BY THIS TIME next spring, Mike Galetta will be winding down his first season as a baseball assistant at Haverford College.
Or maybe not. Perhaps the Fords will just be starting a run to a Division III national title.
Hey, the free advice now being dispensed by Galetta is proving to be pretty darn effective.
Say hello to Matt Galetta. He's a 5-8, 165-pound senior lefthander at Haverford School, and Mike, the Daily News City Player of the Year in 2007, is his brother.
Though Mike's main strength was hitting, he also slapped together some quality pitching performances, as a fireballing righthander, and a couple of weeks back, he figured his bro might appreciate hearing a tidbit or three. After all, Matt had been struggling.
"I always have total belief in everything he tells me," Matt said. "If he says it, it's true. He hasn't let me down yet."
Friday, using his new approach, Matt pitched a four-hitter with no walks and seven strikeouts as these Fords (yup, same nickname) quelled visiting Springside Chestnut Hill Academy, 6-0, in the Inter-Ac League.
Pretty good, right?
Wait. Wanna take a trip to Pales-in-Comparisonville?
Last Saturday, Galetta twirled a one-hitter in a full-boat (as in, seven innings), nonleague performance against Marple Newtown. The very first batter notched the hit, a skipping shot up the middle, then Galetta imposed his on-the-hill will.
Wow, what did Mike tell Matt? Do your pitching from 55 feet and hope the umpires don't notice?
"Mike said to focus on reaching out more," Matt said, referring to the end of his delivery. "That gives me more movement on my fastball. I'm no longer trying to blow guys away. So far, it seems to be more effective.
"Today, I pitched a little backward. I started off with more curveballs until they proved they could hit them. The more I got ahead in the count, I could really mix things up and fool with them. My fastball was jumping around."
Galetta recorded five of his whiffs in the first three frames, which wound up being perfect. Though hints of extra nervousness had not set in . . .
"I was a little bit aware of it," he said. " Pat Valentine threw a no-hitter last week, and lately we've been doing a much better job of shutting teams down. That made me more aware of what was going on, but it's not like is my goal when I go out there."
Zach Jancarski opened the fourth with a scalding double down the leftfield line, and later stole third. He stayed there, however, as Galetta notched a popup, whiff and flyout to center.
SCH's other hits were singles - by A.J. LaBella in the fifth, Jancarski in the sixth and Matt Rowland in the seventh. Those last two guys were erased in doubleplays, and the second one - executed with perfect crispness by second baseman Kevin McGowan and shortstop Chris Sukonik - ended the ballgame.
"We had some fielding problems earlier this season," Galetta said. "Lately, everything has come together. Great job by those guys."

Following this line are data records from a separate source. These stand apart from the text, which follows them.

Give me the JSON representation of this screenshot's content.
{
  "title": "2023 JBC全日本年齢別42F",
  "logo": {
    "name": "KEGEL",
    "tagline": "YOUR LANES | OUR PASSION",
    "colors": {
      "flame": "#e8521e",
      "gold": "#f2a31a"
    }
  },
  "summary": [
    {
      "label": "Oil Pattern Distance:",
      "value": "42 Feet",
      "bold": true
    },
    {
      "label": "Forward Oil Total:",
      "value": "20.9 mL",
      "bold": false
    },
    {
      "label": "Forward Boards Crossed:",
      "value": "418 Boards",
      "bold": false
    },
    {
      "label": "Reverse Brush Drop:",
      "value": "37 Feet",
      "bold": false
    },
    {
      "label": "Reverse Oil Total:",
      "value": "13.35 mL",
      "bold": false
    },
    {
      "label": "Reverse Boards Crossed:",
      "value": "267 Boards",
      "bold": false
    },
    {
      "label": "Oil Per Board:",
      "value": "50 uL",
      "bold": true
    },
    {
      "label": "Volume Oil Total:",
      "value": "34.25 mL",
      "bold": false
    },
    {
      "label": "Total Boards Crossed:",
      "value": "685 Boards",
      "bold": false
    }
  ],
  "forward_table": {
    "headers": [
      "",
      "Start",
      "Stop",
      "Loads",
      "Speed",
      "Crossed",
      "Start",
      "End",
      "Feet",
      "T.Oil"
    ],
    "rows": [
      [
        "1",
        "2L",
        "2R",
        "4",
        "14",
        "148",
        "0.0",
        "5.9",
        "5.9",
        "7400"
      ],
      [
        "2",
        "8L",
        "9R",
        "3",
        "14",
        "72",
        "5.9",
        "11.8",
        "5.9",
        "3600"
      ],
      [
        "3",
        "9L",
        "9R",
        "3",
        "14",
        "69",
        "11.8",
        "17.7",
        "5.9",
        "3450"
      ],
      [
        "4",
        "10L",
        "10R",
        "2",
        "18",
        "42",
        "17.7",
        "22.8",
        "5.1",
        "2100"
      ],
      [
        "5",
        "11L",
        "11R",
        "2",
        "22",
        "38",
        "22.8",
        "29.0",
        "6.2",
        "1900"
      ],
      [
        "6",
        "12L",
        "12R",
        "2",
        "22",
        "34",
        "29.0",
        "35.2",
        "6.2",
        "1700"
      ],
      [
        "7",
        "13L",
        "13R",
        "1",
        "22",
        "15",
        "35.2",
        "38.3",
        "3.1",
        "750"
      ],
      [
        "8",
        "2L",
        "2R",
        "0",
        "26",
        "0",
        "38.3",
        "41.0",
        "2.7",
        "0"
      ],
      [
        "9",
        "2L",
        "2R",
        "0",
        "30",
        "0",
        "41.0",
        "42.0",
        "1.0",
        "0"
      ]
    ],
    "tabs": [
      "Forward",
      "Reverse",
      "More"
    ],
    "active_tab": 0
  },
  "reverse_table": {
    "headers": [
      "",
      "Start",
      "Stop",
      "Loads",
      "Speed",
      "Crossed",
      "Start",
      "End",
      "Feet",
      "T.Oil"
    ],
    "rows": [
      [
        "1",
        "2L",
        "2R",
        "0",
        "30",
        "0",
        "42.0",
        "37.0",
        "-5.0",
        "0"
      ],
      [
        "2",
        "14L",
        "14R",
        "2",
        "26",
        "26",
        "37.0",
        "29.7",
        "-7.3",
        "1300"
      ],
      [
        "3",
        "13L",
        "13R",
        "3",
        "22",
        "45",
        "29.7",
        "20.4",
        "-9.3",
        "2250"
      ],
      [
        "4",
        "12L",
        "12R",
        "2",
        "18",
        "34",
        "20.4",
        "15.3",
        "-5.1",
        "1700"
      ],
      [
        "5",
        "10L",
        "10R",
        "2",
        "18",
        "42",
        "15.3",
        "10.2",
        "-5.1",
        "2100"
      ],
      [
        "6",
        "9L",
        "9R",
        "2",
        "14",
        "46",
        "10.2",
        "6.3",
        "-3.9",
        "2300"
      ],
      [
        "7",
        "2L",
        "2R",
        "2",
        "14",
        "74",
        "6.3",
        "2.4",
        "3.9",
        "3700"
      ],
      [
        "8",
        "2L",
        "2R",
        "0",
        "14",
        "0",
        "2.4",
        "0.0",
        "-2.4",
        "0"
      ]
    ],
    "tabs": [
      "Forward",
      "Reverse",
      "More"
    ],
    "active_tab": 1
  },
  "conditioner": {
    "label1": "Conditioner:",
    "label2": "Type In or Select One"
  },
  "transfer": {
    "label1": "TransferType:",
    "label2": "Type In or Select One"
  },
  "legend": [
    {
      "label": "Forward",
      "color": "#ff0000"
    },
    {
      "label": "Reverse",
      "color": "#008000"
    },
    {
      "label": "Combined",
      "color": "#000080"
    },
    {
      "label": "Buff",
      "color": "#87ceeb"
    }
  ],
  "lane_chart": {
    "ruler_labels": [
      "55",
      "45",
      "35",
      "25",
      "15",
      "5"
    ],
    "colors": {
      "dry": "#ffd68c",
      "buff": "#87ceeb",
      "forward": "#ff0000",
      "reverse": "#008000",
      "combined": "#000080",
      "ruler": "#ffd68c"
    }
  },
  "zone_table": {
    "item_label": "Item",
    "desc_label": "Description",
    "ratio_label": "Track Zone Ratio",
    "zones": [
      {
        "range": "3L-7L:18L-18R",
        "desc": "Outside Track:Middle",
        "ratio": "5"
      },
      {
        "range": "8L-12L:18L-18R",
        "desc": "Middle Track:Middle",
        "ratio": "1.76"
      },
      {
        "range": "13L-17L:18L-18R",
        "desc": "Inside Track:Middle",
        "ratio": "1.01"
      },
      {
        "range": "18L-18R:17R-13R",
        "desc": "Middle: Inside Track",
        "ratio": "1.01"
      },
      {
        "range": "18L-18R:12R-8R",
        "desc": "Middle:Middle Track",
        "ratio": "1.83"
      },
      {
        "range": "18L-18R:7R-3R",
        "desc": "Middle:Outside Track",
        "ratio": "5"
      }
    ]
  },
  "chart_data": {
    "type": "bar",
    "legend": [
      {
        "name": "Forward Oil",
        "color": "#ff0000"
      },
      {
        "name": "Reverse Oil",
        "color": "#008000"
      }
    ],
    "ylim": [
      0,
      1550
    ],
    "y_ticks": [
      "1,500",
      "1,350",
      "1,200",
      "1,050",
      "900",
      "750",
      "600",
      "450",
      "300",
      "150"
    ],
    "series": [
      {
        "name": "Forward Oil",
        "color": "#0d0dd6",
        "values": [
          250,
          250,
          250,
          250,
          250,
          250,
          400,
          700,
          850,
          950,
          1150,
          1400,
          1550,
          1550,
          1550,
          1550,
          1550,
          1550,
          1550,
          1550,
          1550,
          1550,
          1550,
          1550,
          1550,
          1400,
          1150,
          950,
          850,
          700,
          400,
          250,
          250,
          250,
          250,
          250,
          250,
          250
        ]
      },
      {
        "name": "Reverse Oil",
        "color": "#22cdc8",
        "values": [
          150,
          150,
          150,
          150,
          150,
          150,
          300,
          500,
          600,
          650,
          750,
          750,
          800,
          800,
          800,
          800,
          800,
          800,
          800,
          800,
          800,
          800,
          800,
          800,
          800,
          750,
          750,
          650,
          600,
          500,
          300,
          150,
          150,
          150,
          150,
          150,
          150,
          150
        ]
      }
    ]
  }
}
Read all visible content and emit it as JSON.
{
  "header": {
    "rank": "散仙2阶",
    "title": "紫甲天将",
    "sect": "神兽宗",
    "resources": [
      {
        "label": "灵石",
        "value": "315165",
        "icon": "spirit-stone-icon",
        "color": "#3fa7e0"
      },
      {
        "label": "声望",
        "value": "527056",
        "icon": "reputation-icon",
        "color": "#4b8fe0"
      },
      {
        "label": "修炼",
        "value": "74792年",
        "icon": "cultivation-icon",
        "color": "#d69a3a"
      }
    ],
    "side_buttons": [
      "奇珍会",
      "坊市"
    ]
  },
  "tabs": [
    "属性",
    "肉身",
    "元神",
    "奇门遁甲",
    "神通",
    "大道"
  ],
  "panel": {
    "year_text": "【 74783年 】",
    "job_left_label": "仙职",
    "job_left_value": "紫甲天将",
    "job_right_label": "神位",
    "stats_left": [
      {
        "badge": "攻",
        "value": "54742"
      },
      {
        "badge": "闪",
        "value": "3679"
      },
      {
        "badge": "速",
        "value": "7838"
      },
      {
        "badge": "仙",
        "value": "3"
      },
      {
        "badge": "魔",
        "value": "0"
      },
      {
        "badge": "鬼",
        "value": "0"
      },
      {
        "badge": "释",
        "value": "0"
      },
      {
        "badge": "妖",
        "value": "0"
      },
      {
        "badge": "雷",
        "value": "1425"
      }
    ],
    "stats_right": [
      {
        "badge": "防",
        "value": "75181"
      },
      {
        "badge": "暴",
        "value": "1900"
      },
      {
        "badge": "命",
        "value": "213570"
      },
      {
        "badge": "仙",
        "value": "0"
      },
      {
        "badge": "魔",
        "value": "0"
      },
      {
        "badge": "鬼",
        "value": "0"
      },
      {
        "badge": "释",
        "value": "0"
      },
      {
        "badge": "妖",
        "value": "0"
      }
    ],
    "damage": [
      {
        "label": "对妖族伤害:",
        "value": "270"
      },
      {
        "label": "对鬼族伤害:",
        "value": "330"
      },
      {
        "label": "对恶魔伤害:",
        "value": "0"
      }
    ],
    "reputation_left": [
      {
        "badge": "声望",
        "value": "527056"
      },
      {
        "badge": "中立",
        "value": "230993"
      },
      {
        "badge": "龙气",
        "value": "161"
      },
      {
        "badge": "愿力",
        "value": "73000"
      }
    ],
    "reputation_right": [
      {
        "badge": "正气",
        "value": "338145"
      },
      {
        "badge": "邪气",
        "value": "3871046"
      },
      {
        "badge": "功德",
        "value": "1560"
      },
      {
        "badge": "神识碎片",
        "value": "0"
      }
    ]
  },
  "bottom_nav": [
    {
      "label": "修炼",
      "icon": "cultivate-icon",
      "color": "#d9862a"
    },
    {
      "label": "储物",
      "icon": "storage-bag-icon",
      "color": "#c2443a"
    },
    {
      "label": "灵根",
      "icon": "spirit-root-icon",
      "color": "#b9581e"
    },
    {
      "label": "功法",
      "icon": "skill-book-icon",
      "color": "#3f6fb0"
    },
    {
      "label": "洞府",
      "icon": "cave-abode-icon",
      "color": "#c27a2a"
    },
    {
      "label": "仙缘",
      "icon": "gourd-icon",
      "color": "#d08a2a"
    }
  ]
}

The Blue Devils' starter was senior righty Michael Hayes, who also is the school's quarterback. He yielded seven hits (three of the infield variety) and four runs (two earned) before yielding to Tim Menninger.
McGowan, Sukonik and Drew Field managed two hits apiece for HS, while McGowan collected two RBI.
Mike Galetta completed his college career, which had begun at Saint Joseph's, in 2011 at Haverford College. The Fords set a school record for wins, with 32, and Mike rapped 17 doubles, the most in the program's history.
His playing days are over, however, and he finds himself in the corporate world, while trying to earn a master's degree. Matt, meanwhile, will major in some branch of chemistry.
HS and HC are no more than a booming homer apart on Lancaster Avenue.
"Yeah, at first," Matt said, "I wanted to go as far away as possible. But now I'll be right over there. It's my best move.
"I wish I could have played on the same teams as Mike, but as we've gotten older, he has really become a mentor. He's going to be an awesome coach."
How does he fare as a good-luck charm?
"Well, he wasn't here today and he wasn't there last Saturday," Matt said, smiling. "All the games he goes to, I struggle."
Here's hoping that flaw goes poof!